- _Activity_: Reproduce each line of the material exactly, minus any picture.
───── Exercise input
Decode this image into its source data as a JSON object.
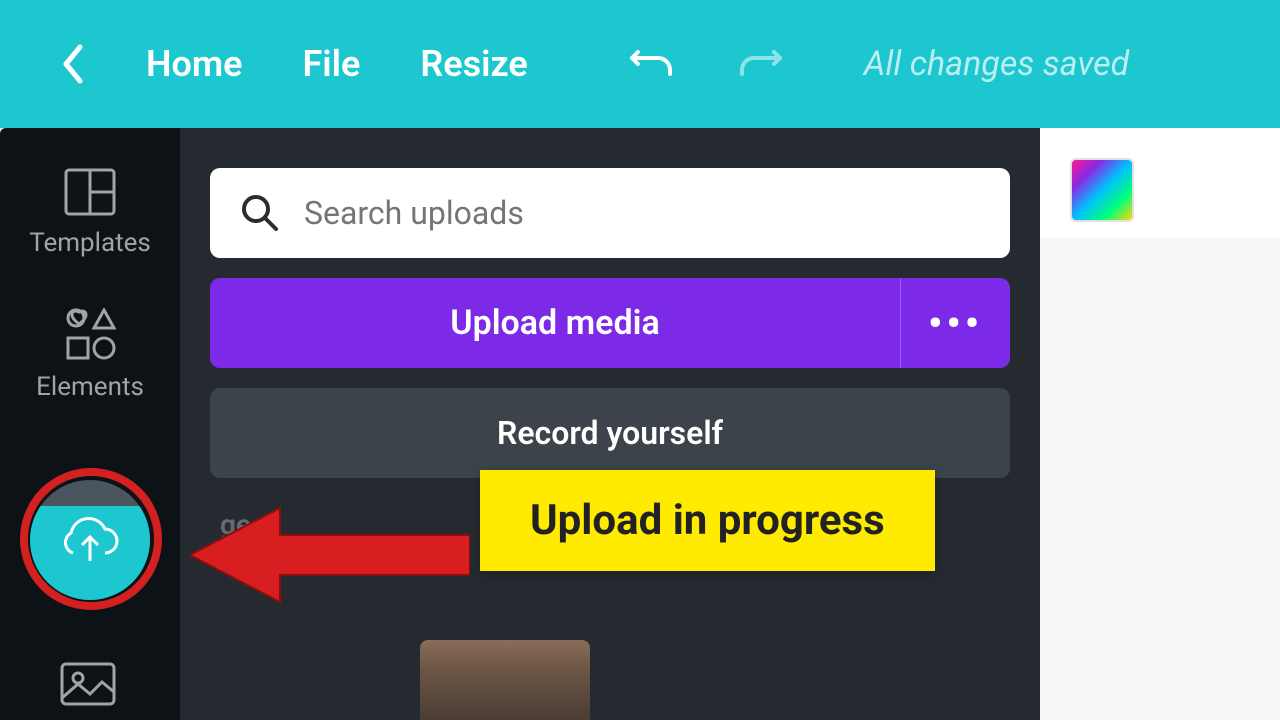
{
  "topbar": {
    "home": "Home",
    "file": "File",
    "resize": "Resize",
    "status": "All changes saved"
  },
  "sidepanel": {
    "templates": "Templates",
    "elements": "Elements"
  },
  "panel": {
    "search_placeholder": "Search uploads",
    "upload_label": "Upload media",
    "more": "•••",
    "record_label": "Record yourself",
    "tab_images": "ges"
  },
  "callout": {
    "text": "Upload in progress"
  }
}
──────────
- _Output for this task_:
Decode this image into its source data as a JSON object.
{
  "topbar": {
    "home": "Home",
    "file": "File",
    "resize": "Resize",
    "status": "All changes saved"
  },
  "sidepanel": {
    "templates": "Templates",
    "elements": "Elements"
  },
  "panel": {
    "search_placeholder": "Search uploads",
    "upload_label": "Upload media",
    "more": "•••",
    "record_label": "Record yourself",
    "tab_images": "ges"
  },
  "callout": {
    "text": "Upload in progress"
  }
}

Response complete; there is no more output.